Extracted records >>
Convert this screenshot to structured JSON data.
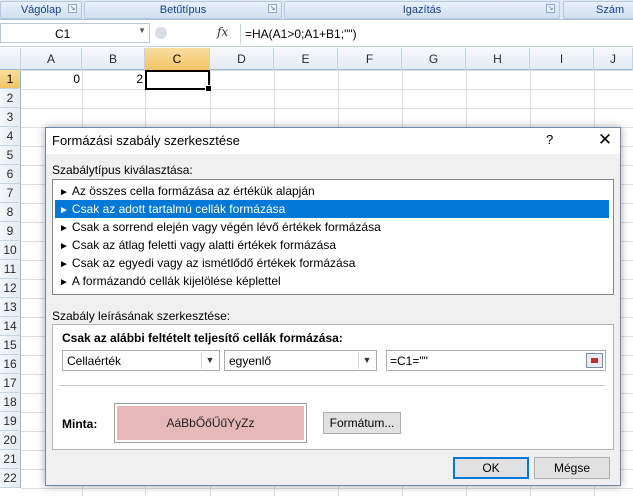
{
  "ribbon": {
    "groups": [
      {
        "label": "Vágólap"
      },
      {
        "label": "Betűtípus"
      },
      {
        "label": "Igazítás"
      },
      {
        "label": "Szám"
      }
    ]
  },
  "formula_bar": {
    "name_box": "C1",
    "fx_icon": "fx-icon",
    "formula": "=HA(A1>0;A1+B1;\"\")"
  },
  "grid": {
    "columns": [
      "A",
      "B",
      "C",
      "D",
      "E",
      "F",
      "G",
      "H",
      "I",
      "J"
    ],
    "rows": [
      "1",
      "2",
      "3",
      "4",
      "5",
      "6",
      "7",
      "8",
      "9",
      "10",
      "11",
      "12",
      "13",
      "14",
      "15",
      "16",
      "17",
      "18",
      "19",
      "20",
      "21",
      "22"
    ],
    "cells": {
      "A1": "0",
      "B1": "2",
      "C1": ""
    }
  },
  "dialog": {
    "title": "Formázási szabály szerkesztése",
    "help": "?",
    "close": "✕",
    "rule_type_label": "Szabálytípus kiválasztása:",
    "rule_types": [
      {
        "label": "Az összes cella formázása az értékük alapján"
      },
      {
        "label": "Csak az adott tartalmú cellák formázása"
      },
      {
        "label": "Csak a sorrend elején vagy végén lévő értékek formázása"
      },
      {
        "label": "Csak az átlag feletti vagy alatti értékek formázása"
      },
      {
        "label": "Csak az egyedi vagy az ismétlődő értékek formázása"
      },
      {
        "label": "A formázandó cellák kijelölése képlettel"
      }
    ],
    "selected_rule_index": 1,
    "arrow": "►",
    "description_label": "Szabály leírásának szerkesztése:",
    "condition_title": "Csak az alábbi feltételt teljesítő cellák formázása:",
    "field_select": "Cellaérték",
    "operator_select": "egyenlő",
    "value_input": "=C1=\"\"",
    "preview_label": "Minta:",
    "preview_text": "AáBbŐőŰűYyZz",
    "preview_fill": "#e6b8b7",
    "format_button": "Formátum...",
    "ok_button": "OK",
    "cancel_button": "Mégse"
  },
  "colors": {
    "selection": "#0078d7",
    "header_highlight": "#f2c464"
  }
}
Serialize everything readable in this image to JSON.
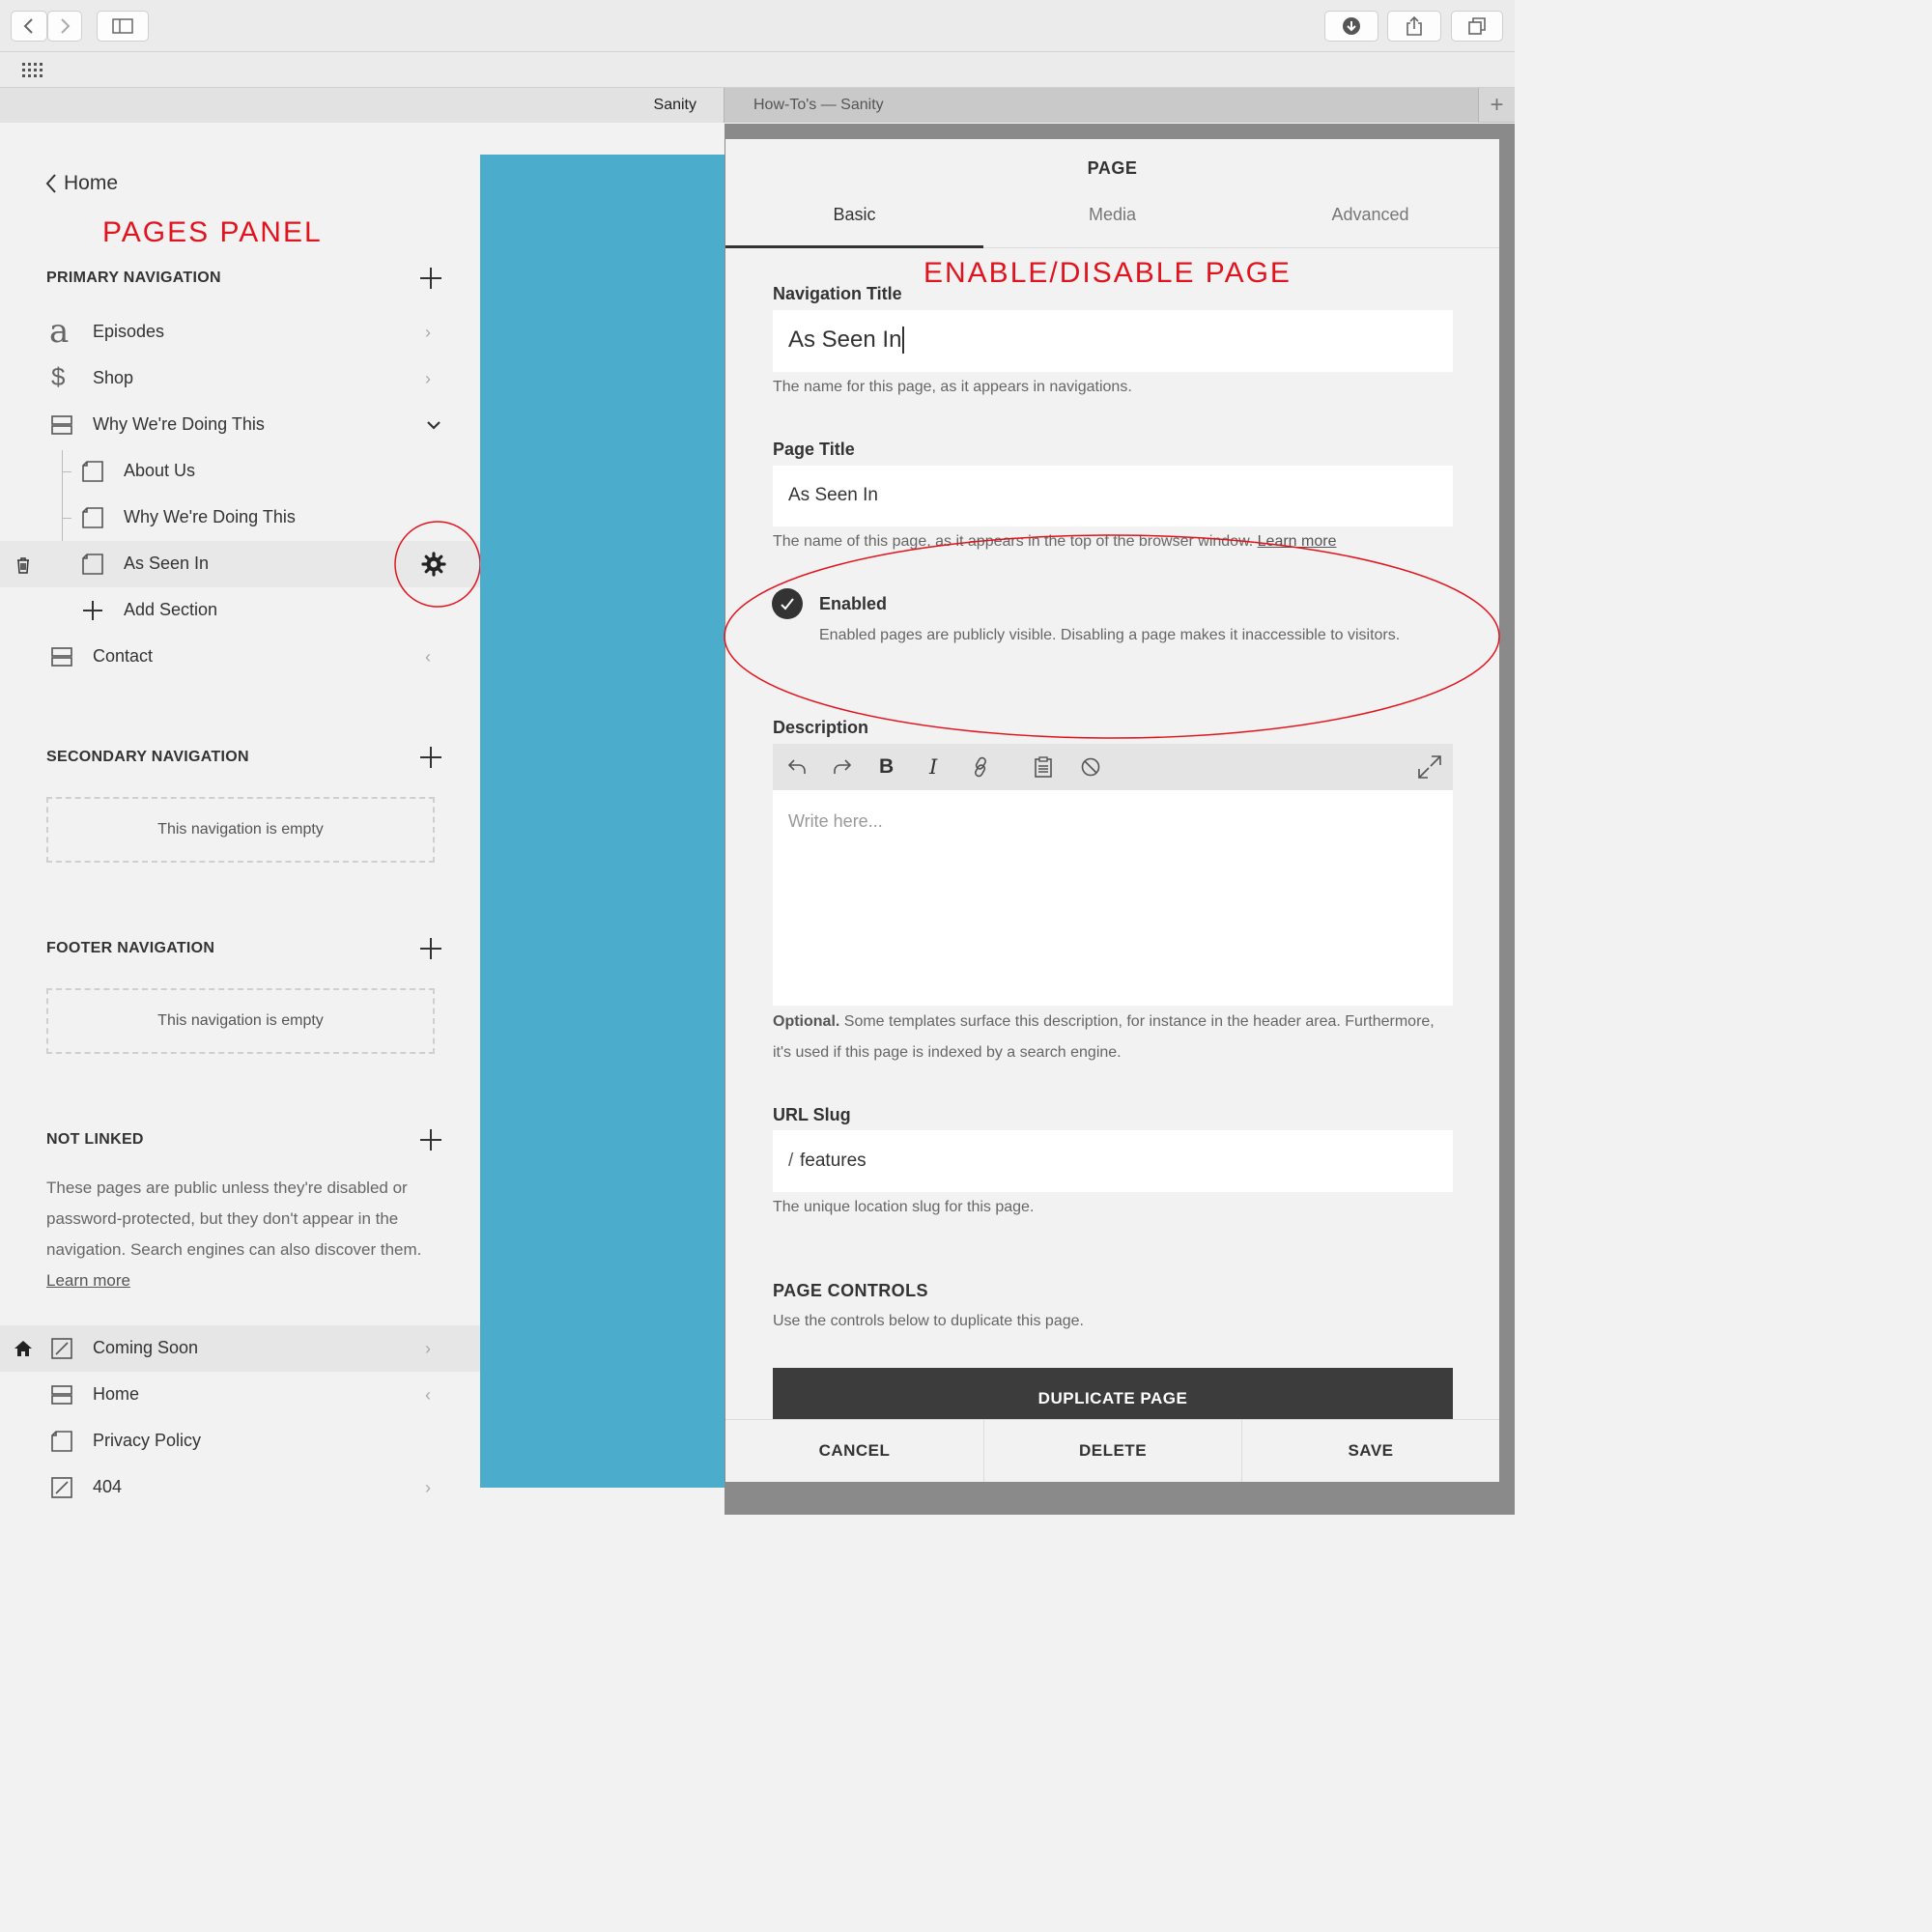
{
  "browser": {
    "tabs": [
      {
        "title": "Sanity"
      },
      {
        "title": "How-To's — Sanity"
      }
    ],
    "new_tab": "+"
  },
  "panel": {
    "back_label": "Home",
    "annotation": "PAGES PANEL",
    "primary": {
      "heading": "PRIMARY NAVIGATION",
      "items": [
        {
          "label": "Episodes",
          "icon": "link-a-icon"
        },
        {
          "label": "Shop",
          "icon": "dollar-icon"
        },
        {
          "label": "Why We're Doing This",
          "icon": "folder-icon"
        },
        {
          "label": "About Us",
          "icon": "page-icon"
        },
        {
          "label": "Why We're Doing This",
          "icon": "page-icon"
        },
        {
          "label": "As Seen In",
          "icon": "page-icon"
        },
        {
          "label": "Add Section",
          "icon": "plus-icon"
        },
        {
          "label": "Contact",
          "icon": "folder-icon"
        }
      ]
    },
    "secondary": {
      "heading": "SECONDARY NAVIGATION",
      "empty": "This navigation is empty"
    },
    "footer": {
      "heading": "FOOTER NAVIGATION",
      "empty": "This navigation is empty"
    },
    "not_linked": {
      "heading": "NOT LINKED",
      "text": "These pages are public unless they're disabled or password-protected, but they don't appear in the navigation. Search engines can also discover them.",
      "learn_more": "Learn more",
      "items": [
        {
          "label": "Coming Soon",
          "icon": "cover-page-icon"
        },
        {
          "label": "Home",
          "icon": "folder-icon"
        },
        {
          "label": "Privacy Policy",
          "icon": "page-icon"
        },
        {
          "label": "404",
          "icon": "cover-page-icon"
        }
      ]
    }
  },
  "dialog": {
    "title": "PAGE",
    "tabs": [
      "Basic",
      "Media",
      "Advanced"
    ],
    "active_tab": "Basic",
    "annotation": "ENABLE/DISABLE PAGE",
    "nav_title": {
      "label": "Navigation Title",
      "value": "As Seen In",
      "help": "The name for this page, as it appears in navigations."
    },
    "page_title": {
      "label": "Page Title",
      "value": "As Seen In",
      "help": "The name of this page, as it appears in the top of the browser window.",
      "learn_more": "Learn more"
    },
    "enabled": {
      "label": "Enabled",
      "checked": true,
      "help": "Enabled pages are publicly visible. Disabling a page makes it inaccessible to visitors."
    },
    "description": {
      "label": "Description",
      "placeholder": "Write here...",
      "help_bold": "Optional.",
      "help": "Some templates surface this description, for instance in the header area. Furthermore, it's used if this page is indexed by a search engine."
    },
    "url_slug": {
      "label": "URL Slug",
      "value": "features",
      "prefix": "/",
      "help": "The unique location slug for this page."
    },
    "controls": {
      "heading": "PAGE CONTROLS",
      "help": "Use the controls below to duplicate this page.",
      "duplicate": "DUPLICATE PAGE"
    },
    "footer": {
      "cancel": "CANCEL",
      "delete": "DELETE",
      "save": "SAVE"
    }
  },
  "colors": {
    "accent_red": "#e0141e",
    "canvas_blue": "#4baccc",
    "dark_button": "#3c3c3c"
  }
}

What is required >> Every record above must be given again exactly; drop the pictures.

Reply >>
Convert this screenshot to structured JSON data.
{
  "ribbon": {
    "groups": [
      {
        "label": "Vágólap"
      },
      {
        "label": "Betűtípus"
      },
      {
        "label": "Igazítás"
      },
      {
        "label": "Szám"
      }
    ]
  },
  "formula_bar": {
    "name_box": "C1",
    "fx_icon": "fx-icon",
    "formula": "=HA(A1>0;A1+B1;\"\")"
  },
  "grid": {
    "columns": [
      "A",
      "B",
      "C",
      "D",
      "E",
      "F",
      "G",
      "H",
      "I",
      "J"
    ],
    "rows": [
      "1",
      "2",
      "3",
      "4",
      "5",
      "6",
      "7",
      "8",
      "9",
      "10",
      "11",
      "12",
      "13",
      "14",
      "15",
      "16",
      "17",
      "18",
      "19",
      "20",
      "21",
      "22"
    ],
    "cells": {
      "A1": "0",
      "B1": "2",
      "C1": ""
    }
  },
  "dialog": {
    "title": "Formázási szabály szerkesztése",
    "help": "?",
    "close": "✕",
    "rule_type_label": "Szabálytípus kiválasztása:",
    "rule_types": [
      {
        "label": "Az összes cella formázása az értékük alapján"
      },
      {
        "label": "Csak az adott tartalmú cellák formázása"
      },
      {
        "label": "Csak a sorrend elején vagy végén lévő értékek formázása"
      },
      {
        "label": "Csak az átlag feletti vagy alatti értékek formázása"
      },
      {
        "label": "Csak az egyedi vagy az ismétlődő értékek formázása"
      },
      {
        "label": "A formázandó cellák kijelölése képlettel"
      }
    ],
    "selected_rule_index": 1,
    "arrow": "►",
    "description_label": "Szabály leírásának szerkesztése:",
    "condition_title": "Csak az alábbi feltételt teljesítő cellák formázása:",
    "field_select": "Cellaérték",
    "operator_select": "egyenlő",
    "value_input": "=C1=\"\"",
    "preview_label": "Minta:",
    "preview_text": "AáBbŐőŰűYyZz",
    "preview_fill": "#e6b8b7",
    "format_button": "Formátum...",
    "ok_button": "OK",
    "cancel_button": "Mégse"
  },
  "colors": {
    "selection": "#0078d7",
    "header_highlight": "#f2c464"
  }
}
Serialize everything readable in this image to JSON.
{
  "browser": {
    "tabs": [
      {
        "title": "Sanity"
      },
      {
        "title": "How-To's — Sanity"
      }
    ],
    "new_tab": "+"
  },
  "panel": {
    "back_label": "Home",
    "annotation": "PAGES PANEL",
    "primary": {
      "heading": "PRIMARY NAVIGATION",
      "items": [
        {
          "label": "Episodes",
          "icon": "link-a-icon"
        },
        {
          "label": "Shop",
          "icon": "dollar-icon"
        },
        {
          "label": "Why We're Doing This",
          "icon": "folder-icon"
        },
        {
          "label": "About Us",
          "icon": "page-icon"
        },
        {
          "label": "Why We're Doing This",
          "icon": "page-icon"
        },
        {
          "label": "As Seen In",
          "icon": "page-icon"
        },
        {
          "label": "Add Section",
          "icon": "plus-icon"
        },
        {
          "label": "Contact",
          "icon": "folder-icon"
        }
      ]
    },
    "secondary": {
      "heading": "SECONDARY NAVIGATION",
      "empty": "This navigation is empty"
    },
    "footer": {
      "heading": "FOOTER NAVIGATION",
      "empty": "This navigation is empty"
    },
    "not_linked": {
      "heading": "NOT LINKED",
      "text": "These pages are public unless they're disabled or password-protected, but they don't appear in the navigation. Search engines can also discover them.",
      "learn_more": "Learn more",
      "items": [
        {
          "label": "Coming Soon",
          "icon": "cover-page-icon"
        },
        {
          "label": "Home",
          "icon": "folder-icon"
        },
        {
          "label": "Privacy Policy",
          "icon": "page-icon"
        },
        {
          "label": "404",
          "icon": "cover-page-icon"
        }
      ]
    }
  },
  "dialog": {
    "title": "PAGE",
    "tabs": [
      "Basic",
      "Media",
      "Advanced"
    ],
    "active_tab": "Basic",
    "annotation": "ENABLE/DISABLE PAGE",
    "nav_title": {
      "label": "Navigation Title",
      "value": "As Seen In",
      "help": "The name for this page, as it appears in navigations."
    },
    "page_title": {
      "label": "Page Title",
      "value": "As Seen In",
      "help": "The name of this page, as it appears in the top of the browser window.",
      "learn_more": "Learn more"
    },
    "enabled": {
      "label": "Enabled",
      "checked": true,
      "help": "Enabled pages are publicly visible. Disabling a page makes it inaccessible to visitors."
    },
    "description": {
      "label": "Description",
      "placeholder": "Write here...",
      "help_bold": "Optional.",
      "help": "Some templates surface this description, for instance in the header area. Furthermore, it's used if this page is indexed by a search engine."
    },
    "url_slug": {
      "label": "URL Slug",
      "value": "features",
      "prefix": "/",
      "help": "The unique location slug for this page."
    },
    "controls": {
      "heading": "PAGE CONTROLS",
      "help": "Use the controls below to duplicate this page.",
      "duplicate": "DUPLICATE PAGE"
    },
    "footer": {
      "cancel": "CANCEL",
      "delete": "DELETE",
      "save": "SAVE"
    }
  },
  "colors": {
    "accent_red": "#e0141e",
    "canvas_blue": "#4baccc",
    "dark_button": "#3c3c3c"
  }
}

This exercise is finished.